Exercise details: The records, repeated exactly and in full, are the expected answer.

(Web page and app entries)
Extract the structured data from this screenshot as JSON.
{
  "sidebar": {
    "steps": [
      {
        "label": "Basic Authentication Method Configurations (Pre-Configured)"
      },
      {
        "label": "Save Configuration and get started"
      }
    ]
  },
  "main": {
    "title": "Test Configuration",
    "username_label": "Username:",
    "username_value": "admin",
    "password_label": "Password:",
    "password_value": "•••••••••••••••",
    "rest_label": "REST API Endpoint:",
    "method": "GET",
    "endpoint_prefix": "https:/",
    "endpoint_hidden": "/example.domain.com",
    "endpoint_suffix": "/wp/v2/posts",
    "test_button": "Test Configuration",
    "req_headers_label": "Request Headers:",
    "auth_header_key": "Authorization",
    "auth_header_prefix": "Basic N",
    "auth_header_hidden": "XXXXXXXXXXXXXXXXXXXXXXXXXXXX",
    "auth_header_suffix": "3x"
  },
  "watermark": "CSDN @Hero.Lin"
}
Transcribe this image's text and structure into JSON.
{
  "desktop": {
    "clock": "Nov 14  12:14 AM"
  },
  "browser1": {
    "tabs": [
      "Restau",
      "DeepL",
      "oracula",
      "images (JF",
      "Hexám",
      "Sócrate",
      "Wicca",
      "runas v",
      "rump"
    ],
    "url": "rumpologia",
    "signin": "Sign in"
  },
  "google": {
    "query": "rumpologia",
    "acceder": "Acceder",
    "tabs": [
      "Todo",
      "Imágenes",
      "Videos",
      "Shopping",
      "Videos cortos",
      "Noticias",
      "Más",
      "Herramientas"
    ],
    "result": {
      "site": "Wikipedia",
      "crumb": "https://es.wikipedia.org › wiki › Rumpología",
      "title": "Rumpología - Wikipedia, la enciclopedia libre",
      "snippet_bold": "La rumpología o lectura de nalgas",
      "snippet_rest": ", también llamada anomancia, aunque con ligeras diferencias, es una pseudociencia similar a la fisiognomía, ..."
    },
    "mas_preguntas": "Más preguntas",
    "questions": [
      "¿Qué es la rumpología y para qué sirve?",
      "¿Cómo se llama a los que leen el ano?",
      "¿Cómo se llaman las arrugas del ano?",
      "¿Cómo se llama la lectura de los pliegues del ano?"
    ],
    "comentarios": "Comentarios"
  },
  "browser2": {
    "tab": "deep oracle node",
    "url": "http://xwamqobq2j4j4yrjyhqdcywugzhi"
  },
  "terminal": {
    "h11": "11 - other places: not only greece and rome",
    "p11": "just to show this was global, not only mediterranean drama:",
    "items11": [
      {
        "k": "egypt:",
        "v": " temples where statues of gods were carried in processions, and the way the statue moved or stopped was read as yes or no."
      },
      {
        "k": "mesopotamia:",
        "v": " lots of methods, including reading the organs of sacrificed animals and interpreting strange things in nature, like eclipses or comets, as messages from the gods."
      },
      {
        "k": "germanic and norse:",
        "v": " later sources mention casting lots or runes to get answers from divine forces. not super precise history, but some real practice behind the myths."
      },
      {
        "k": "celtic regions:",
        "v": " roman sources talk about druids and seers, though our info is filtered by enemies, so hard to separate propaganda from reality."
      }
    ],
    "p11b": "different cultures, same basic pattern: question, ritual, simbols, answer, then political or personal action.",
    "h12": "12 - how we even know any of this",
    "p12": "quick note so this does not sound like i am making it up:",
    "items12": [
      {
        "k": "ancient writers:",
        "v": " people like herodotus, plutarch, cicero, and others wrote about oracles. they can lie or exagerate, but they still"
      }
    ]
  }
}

Result of the task:
Extract the structured data from this screenshot as JSON.
{
  "sidebar": {
    "steps": [
      {
        "label": "Basic Authentication Method Configurations (Pre-Configured)"
      },
      {
        "label": "Save Configuration and get started"
      }
    ]
  },
  "main": {
    "title": "Test Configuration",
    "username_label": "Username:",
    "username_value": "admin",
    "password_label": "Password:",
    "password_value": "•••••••••••••••",
    "rest_label": "REST API Endpoint:",
    "method": "GET",
    "endpoint_prefix": "https:/",
    "endpoint_hidden": "/example.domain.com",
    "endpoint_suffix": "/wp/v2/posts",
    "test_button": "Test Configuration",
    "req_headers_label": "Request Headers:",
    "auth_header_key": "Authorization",
    "auth_header_prefix": "Basic N",
    "auth_header_hidden": "XXXXXXXXXXXXXXXXXXXXXXXXXXXX",
    "auth_header_suffix": "3x"
  },
  "watermark": "CSDN @Hero.Lin"
}
Transcribe this image's text and structure into JSON.
{
  "desktop": {
    "clock": "Nov 14  12:14 AM"
  },
  "browser1": {
    "tabs": [
      "Restau",
      "DeepL",
      "oracula",
      "images (JF",
      "Hexám",
      "Sócrate",
      "Wicca",
      "runas v",
      "rump"
    ],
    "url": "rumpologia",
    "signin": "Sign in"
  },
  "google": {
    "query": "rumpologia",
    "acceder": "Acceder",
    "tabs": [
      "Todo",
      "Imágenes",
      "Videos",
      "Shopping",
      "Videos cortos",
      "Noticias",
      "Más",
      "Herramientas"
    ],
    "result": {
      "site": "Wikipedia",
      "crumb": "https://es.wikipedia.org › wiki › Rumpología",
      "title": "Rumpología - Wikipedia, la enciclopedia libre",
      "snippet_bold": "La rumpología o lectura de nalgas",
      "snippet_rest": ", también llamada anomancia, aunque con ligeras diferencias, es una pseudociencia similar a la fisiognomía, ..."
    },
    "mas_preguntas": "Más preguntas",
    "questions": [
      "¿Qué es la rumpología y para qué sirve?",
      "¿Cómo se llama a los que leen el ano?",
      "¿Cómo se llaman las arrugas del ano?",
      "¿Cómo se llama la lectura de los pliegues del ano?"
    ],
    "comentarios": "Comentarios"
  },
  "browser2": {
    "tab": "deep oracle node",
    "url": "http://xwamqobq2j4j4yrjyhqdcywugzhi"
  },
  "terminal": {
    "h11": "11 - other places: not only greece and rome",
    "p11": "just to show this was global, not only mediterranean drama:",
    "items11": [
      {
        "k": "egypt:",
        "v": " temples where statues of gods were carried in processions, and the way the statue moved or stopped was read as yes or no."
      },
      {
        "k": "mesopotamia:",
        "v": " lots of methods, including reading the organs of sacrificed animals and interpreting strange things in nature, like eclipses or comets, as messages from the gods."
      },
      {
        "k": "germanic and norse:",
        "v": " later sources mention casting lots or runes to get answers from divine forces. not super precise history, but some real practice behind the myths."
      },
      {
        "k": "celtic regions:",
        "v": " roman sources talk about druids and seers, though our info is filtered by enemies, so hard to separate propaganda from reality."
      }
    ],
    "p11b": "different cultures, same basic pattern: question, ritual, simbols, answer, then political or personal action.",
    "h12": "12 - how we even know any of this",
    "p12": "quick note so this does not sound like i am making it up:",
    "items12": [
      {
        "k": "ancient writers:",
        "v": " people like herodotus, plutarch, cicero, and others wrote about oracles. they can lie or exagerate, but they still"
      }
    ]
  }
}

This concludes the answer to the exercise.